“As the cherry blossoms bloomed, an English girl came to our house.”
In middle school, Shinou Oomiya went overseas and became pen pals with Alice, the daughter of her foster family. (“Her name is Alice.” “Alice? The Alice? From Wonderland?!”) We see flashbacks to Shinou’s days in England, with Shinou and Alice attempting to communicate despite only being able to say “Hello” and “Konnichiwa,” respectively.
Then suddenly, Alice comes to Japan, and Shinou’s friends Youko and Aya finally get to meet the “golden-haired angel”! Adorable and petite, all Alice has to do is use chopsticks or sit Japanese-style to fascinate everyone around her. Debates rage over whether Alice reminds them more of a bunny, a cat, or a hamster. While Alice entertains everyone with her Britishness, Shinou practices her English with less than successful results.

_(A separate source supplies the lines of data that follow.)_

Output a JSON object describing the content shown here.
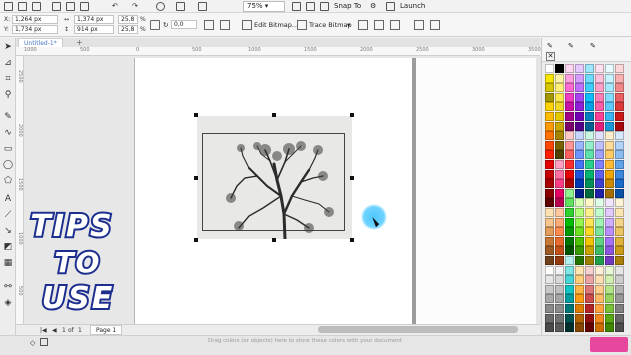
{
  "toolbar": {
    "zoom_value": "75%",
    "snap_label": "Snap To",
    "launch_label": "Launch"
  },
  "propbar": {
    "x_label": "X:",
    "x_value": "1,264 px",
    "y_label": "Y:",
    "y_value": "1,734 px",
    "w_value": "1,374 px",
    "h_value": "914 px",
    "scale_x": "25,8",
    "scale_y": "25,8",
    "pct": "%",
    "angle_value": "0,0",
    "edit_bitmap_label": "Edit Bitmap...",
    "trace_bitmap_label": "Trace Bitmap"
  },
  "doc_tab": {
    "title": "Untitled-1*",
    "add_symbol": "+"
  },
  "rulers": {
    "h_numbers": [
      "1000",
      "500",
      "0",
      "500",
      "1000",
      "1500",
      "2000",
      "2500",
      "3000",
      "3500"
    ],
    "v_numbers": [
      "2500",
      "2000",
      "1500",
      "1000",
      "500"
    ]
  },
  "overlay": {
    "line1": "TIPS",
    "line2": "TO",
    "line3": "USE"
  },
  "page_nav": {
    "current": "1",
    "of_label": "of",
    "total": "1",
    "page_tab": "Page 1"
  },
  "status": {
    "hint": "Drag colors (or objects) here to store these colors with your document"
  },
  "colors": {
    "accent": "#4a78c2",
    "cursor_highlight": "#4fc7ff"
  },
  "palette_columns": [
    [
      "#ffffff",
      "#f7e600",
      "#d5c600",
      "#a39800",
      "#ffd200",
      "#ffbb00",
      "#ff9a00",
      "#ff7100",
      "#ff4600",
      "#ff1e00",
      "#e20000",
      "#c40000",
      "#a80000",
      "#8a0000",
      "#5d0000",
      "#fde1b0",
      "#f7c58b",
      "#e49d5a",
      "#c87837",
      "#9e5a25",
      "#70401a",
      "#ffffff",
      "#e6e6e6",
      "#c8c8c8",
      "#a9a9a9",
      "#8a8a8a",
      "#6a6a6a",
      "#4a4a4a"
    ],
    [
      "#000000",
      "#fff3a6",
      "#fff07a",
      "#fbe84b",
      "#f0d823",
      "#e4c800",
      "#caa800",
      "#a48400",
      "#7a6200",
      "#4f3f00",
      "#ff9fc2",
      "#ff6fa2",
      "#ff3d84",
      "#e50066",
      "#b8004f",
      "#ffc8a1",
      "#ffab78",
      "#ff8a4e",
      "#e86b2d",
      "#c45018",
      "#95390e",
      "#f2f2f2",
      "#d9d9d9",
      "#bfbfbf",
      "#a6a6a6",
      "#8c8c8c",
      "#737373",
      "#595959"
    ],
    [
      "#ffd7f1",
      "#ff9fe0",
      "#ff6bd2",
      "#f03cc2",
      "#cc11a6",
      "#a3008a",
      "#7c006b",
      "#ffc9c9",
      "#ff9595",
      "#ff6060",
      "#ff2c2c",
      "#e60000",
      "#ad0000",
      "#8ef28e",
      "#5fe35f",
      "#2fd12f",
      "#00bd00",
      "#009a00",
      "#007600",
      "#005400",
      "#b4f0f0",
      "#7fe5e5",
      "#48d6d6",
      "#13c4c4",
      "#009e9e",
      "#007777",
      "#005252",
      "#002f2f"
    ],
    [
      "#e7c9ff",
      "#d49dff",
      "#c070ff",
      "#a944f2",
      "#8f1fd9",
      "#7200b5",
      "#55008a",
      "#c5d6ff",
      "#9ab6ff",
      "#6e95ff",
      "#4473f5",
      "#1c52dc",
      "#0037b5",
      "#001e87",
      "#d7ffb4",
      "#b6ff7a",
      "#94f54a",
      "#6ee21c",
      "#4fc300",
      "#389c00",
      "#247300",
      "#ffe5b4",
      "#ffce7a",
      "#ffb446",
      "#ff9a15",
      "#e07d00",
      "#b56200",
      "#874700"
    ],
    [
      "#9ee7ff",
      "#6fdcff",
      "#3fcfff",
      "#0ebfff",
      "#00a2e8",
      "#0080c0",
      "#005f93",
      "#c9f7e4",
      "#95efca",
      "#5fe3ad",
      "#28d28d",
      "#00b56f",
      "#008f56",
      "#00693e",
      "#fff8c6",
      "#fff08e",
      "#ffe656",
      "#ffd91f",
      "#f2c500",
      "#caa300",
      "#9d7f00",
      "#f5d0d0",
      "#eaa4a4",
      "#dc7878",
      "#cb4c4c",
      "#b52424",
      "#8f0f0f",
      "#640303"
    ],
    [
      "#ffe0ee",
      "#ffc0dc",
      "#ff9fca",
      "#ff7fb8",
      "#ff5fa6",
      "#ff3f94",
      "#e61f7a",
      "#e0e0ff",
      "#c0c0ff",
      "#a0a0ff",
      "#8080ff",
      "#6060f0",
      "#4040d0",
      "#2020a8",
      "#e0ffe6",
      "#c0ffcc",
      "#a0f5b3",
      "#7fe699",
      "#5fd480",
      "#3fbd66",
      "#219e4c",
      "#fff0d9",
      "#ffe0b3",
      "#ffce8c",
      "#ffba66",
      "#ffa33f",
      "#f08a1f",
      "#cf6e00"
    ],
    [
      "#e8fbff",
      "#c9f3ff",
      "#a6e9ff",
      "#84dcff",
      "#5fcbff",
      "#3ab6f5",
      "#1a9ad9",
      "#ffeecc",
      "#ffdd99",
      "#ffcc66",
      "#ffbb33",
      "#f2a600",
      "#cc8b00",
      "#a36f00",
      "#f2e6ff",
      "#e2caff",
      "#cfadff",
      "#bb8fff",
      "#a672f5",
      "#8e55e0",
      "#7238c0",
      "#e8f7d8",
      "#d0efb0",
      "#b5e387",
      "#97d45d",
      "#77c236",
      "#58a815",
      "#3f8700"
    ],
    [
      "#fdd7d7",
      "#f9b0b0",
      "#f38888",
      "#eb6161",
      "#df3a3a",
      "#cc1818",
      "#a80a0a",
      "#d7eafd",
      "#b0d4f9",
      "#88bcf3",
      "#61a3eb",
      "#3a88df",
      "#186ccc",
      "#0a52a8",
      "#fdf3d7",
      "#f9e6b0",
      "#f3d688",
      "#ebc561",
      "#dfb23a",
      "#cc9c18",
      "#a87d0a",
      "#e6e6e6",
      "#cccccc",
      "#b3b3b3",
      "#999999",
      "#808080",
      "#666666",
      "#4d4d4d"
    ]
  ]
}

While on the surface it’s just another four-panel manga about cute girls (and, of course, a ditzy teacher; gotta have a ditzy teacher), Kiniro Mosaic is more clever and creative than most. With its theme of foreignness, it almost comes off as a parody of weeaboos obsessed with Japanese culture, such as the scenes when Shinou pretends to read English newspapers she actually can’t read, or wants to die her hair blonde, or says she loves “European culture” but can’t place Europe on a map. Later we meet Karen Kujou, a half-English girl, who embodies a different image of foreigners, talking in broken Japanese and saying things like “Japanese uniform very cute” and “Are you ninja? Walk up walls?”
Despite the inevitable clichés like the weight jokes and the closeted lesbian girl, it’s cute stuff, and the jokes generally hit home even when they don’t have anything to do with culture. Would it be interesting to interrogate the manga’s wholesale, fetishistic equation of “blondeness” with “the West”? Well, sure, but you’d be missing a very funny manga. The Yen Press edition includes nine pages of translation notes.
story and art: Yui Hara